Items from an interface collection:
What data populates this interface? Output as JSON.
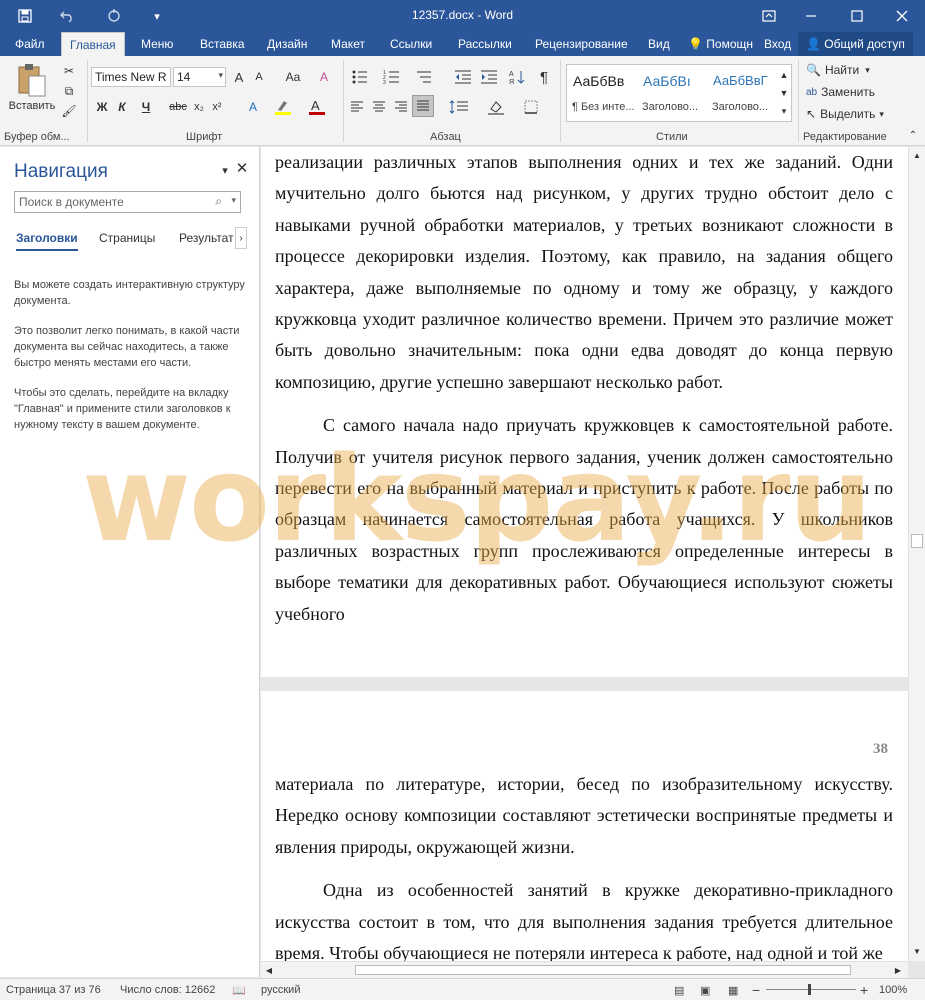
{
  "app": {
    "title": "12357.docx - Word"
  },
  "titlebar_icons": {
    "save": "save-icon",
    "undo": "undo-icon",
    "redo": "redo-icon",
    "customize": "customize-icon",
    "ribbon_display": "ribbon-display-icon",
    "minimize": "minimize-icon",
    "maximize": "maximize-icon",
    "close": "close-icon"
  },
  "menu": {
    "tabs": [
      "Файл",
      "Главная",
      "Меню",
      "Вставка",
      "Дизайн",
      "Макет",
      "Ссылки",
      "Рассылки",
      "Рецензирование",
      "Вид"
    ],
    "active": "Главная",
    "help": "Помощн",
    "signin": "Вход",
    "share": "Общий доступ"
  },
  "ribbon": {
    "clipboard": {
      "paste_label": "Вставить",
      "group_label": "Буфер обм..."
    },
    "font": {
      "font_name": "Times New R",
      "font_size": "14",
      "bold": "Ж",
      "italic": "К",
      "underline": "Ч",
      "strike": "abc",
      "subscript": "x₂",
      "superscript": "x²",
      "grow": "A",
      "shrink": "A",
      "case": "Aa",
      "group_label": "Шрифт"
    },
    "paragraph": {
      "group_label": "Абзац",
      "pilcrow": "¶"
    },
    "styles": {
      "group_label": "Стили",
      "items": [
        {
          "sample": "АаБбВв",
          "name": "¶ Без инте..."
        },
        {
          "sample": "АаБбВı",
          "name": "Заголово..."
        },
        {
          "sample": "АаБбВвГ",
          "name": "Заголово..."
        }
      ]
    },
    "editing": {
      "group_label": "Редактирование",
      "find": "Найти",
      "replace": "Заменить",
      "select": "Выделить"
    }
  },
  "nav": {
    "title": "Навигация",
    "search_placeholder": "Поиск в документе",
    "tabs": [
      "Заголовки",
      "Страницы",
      "Результат"
    ],
    "text1": "Вы можете создать интерактивную структуру документа.",
    "text2": "Это позволит легко понимать, в какой части документа вы сейчас находитесь, а также быстро менять местами его части.",
    "text3": "Чтобы это сделать, перейдите на вкладку \"Главная\" и примените стили заголовков к нужному тексту в вашем документе."
  },
  "document": {
    "page1_para1": "реализации различных этапов выполнения одних и тех же заданий. Одни мучительно долго бьются над рисунком, у других трудно обстоит дело с навыками ручной обработки материалов, у третьих возникают сложности в процессе декорировки изделия. Поэтому, как правило, на задания общего характера, даже выполняемые по одному и тому же образцу, у каждого кружковца уходит различное количество времени. Причем это различие может быть довольно значительным: пока одни едва доводят до конца первую композицию, другие успешно завершают несколько работ.",
    "page1_para2": "С самого начала надо приучать кружковцев к самостоятельной работе. Получив от учителя рисунок первого задания, ученик должен самостоятельно перевести его на выбранный материал и приступить к работе. После работы по образцам начинается самостоятельная работа учащихся. У школьников различных возрастных групп прослеживаются определенные интересы в выборе тематики для декоративных работ. Обучающиеся используют сюжеты учебного",
    "page_number": "38",
    "page2_para1": "материала по литературе, истории, бесед по изобразительному искусству. Нередко основу композиции составляют эстетически воспринятые предметы и явления природы, окружающей жизни.",
    "page2_para2": "Одна из особенностей занятий в кружке декоративно-прикладного искусства состоит в том, что для выполнения задания требуется длительное время. Чтобы обучающиеся не потеряли интереса к работе, над одной и той же"
  },
  "watermark": "workspay.ru",
  "status": {
    "page": "Страница 37 из 76",
    "words": "Число слов: 12662",
    "language": "русский",
    "zoom": "100%",
    "zoom_minus": "−",
    "zoom_plus": "+"
  },
  "colors": {
    "accent": "#2b579a",
    "watermark": "#e8aa46"
  }
}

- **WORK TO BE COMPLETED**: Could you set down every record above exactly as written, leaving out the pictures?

- **THE COMPLETED TASK**:
What data populates this interface? Output as JSON.
{
  "app": {
    "title": "12357.docx - Word"
  },
  "titlebar_icons": {
    "save": "save-icon",
    "undo": "undo-icon",
    "redo": "redo-icon",
    "customize": "customize-icon",
    "ribbon_display": "ribbon-display-icon",
    "minimize": "minimize-icon",
    "maximize": "maximize-icon",
    "close": "close-icon"
  },
  "menu": {
    "tabs": [
      "Файл",
      "Главная",
      "Меню",
      "Вставка",
      "Дизайн",
      "Макет",
      "Ссылки",
      "Рассылки",
      "Рецензирование",
      "Вид"
    ],
    "active": "Главная",
    "help": "Помощн",
    "signin": "Вход",
    "share": "Общий доступ"
  },
  "ribbon": {
    "clipboard": {
      "paste_label": "Вставить",
      "group_label": "Буфер обм..."
    },
    "font": {
      "font_name": "Times New R",
      "font_size": "14",
      "bold": "Ж",
      "italic": "К",
      "underline": "Ч",
      "strike": "abc",
      "subscript": "x₂",
      "superscript": "x²",
      "grow": "A",
      "shrink": "A",
      "case": "Aa",
      "group_label": "Шрифт"
    },
    "paragraph": {
      "group_label": "Абзац",
      "pilcrow": "¶"
    },
    "styles": {
      "group_label": "Стили",
      "items": [
        {
          "sample": "АаБбВв",
          "name": "¶ Без инте..."
        },
        {
          "sample": "АаБбВı",
          "name": "Заголово..."
        },
        {
          "sample": "АаБбВвГ",
          "name": "Заголово..."
        }
      ]
    },
    "editing": {
      "group_label": "Редактирование",
      "find": "Найти",
      "replace": "Заменить",
      "select": "Выделить"
    }
  },
  "nav": {
    "title": "Навигация",
    "search_placeholder": "Поиск в документе",
    "tabs": [
      "Заголовки",
      "Страницы",
      "Результат"
    ],
    "text1": "Вы можете создать интерактивную структуру документа.",
    "text2": "Это позволит легко понимать, в какой части документа вы сейчас находитесь, а также быстро менять местами его части.",
    "text3": "Чтобы это сделать, перейдите на вкладку \"Главная\" и примените стили заголовков к нужному тексту в вашем документе."
  },
  "document": {
    "page1_para1": "реализации различных этапов выполнения одних и тех же заданий. Одни мучительно долго бьются над рисунком, у других трудно обстоит дело с навыками ручной обработки материалов, у третьих возникают сложности в процессе декорировки изделия. Поэтому, как правило, на задания общего характера, даже выполняемые по одному и тому же образцу, у каждого кружковца уходит различное количество времени. Причем это различие может быть довольно значительным: пока одни едва доводят до конца первую композицию, другие успешно завершают несколько работ.",
    "page1_para2": "С самого начала надо приучать кружковцев к самостоятельной работе. Получив от учителя рисунок первого задания, ученик должен самостоятельно перевести его на выбранный материал и приступить к работе. После работы по образцам начинается самостоятельная работа учащихся. У школьников различных возрастных групп прослеживаются определенные интересы в выборе тематики для декоративных работ. Обучающиеся используют сюжеты учебного",
    "page_number": "38",
    "page2_para1": "материала по литературе, истории, бесед по изобразительному искусству. Нередко основу композиции составляют эстетически воспринятые предметы и явления природы, окружающей жизни.",
    "page2_para2": "Одна из особенностей занятий в кружке декоративно-прикладного искусства состоит в том, что для выполнения задания требуется длительное время. Чтобы обучающиеся не потеряли интереса к работе, над одной и той же"
  },
  "watermark": "workspay.ru",
  "status": {
    "page": "Страница 37 из 76",
    "words": "Число слов: 12662",
    "language": "русский",
    "zoom": "100%",
    "zoom_minus": "−",
    "zoom_plus": "+"
  },
  "colors": {
    "accent": "#2b579a",
    "watermark": "#e8aa46"
  }
}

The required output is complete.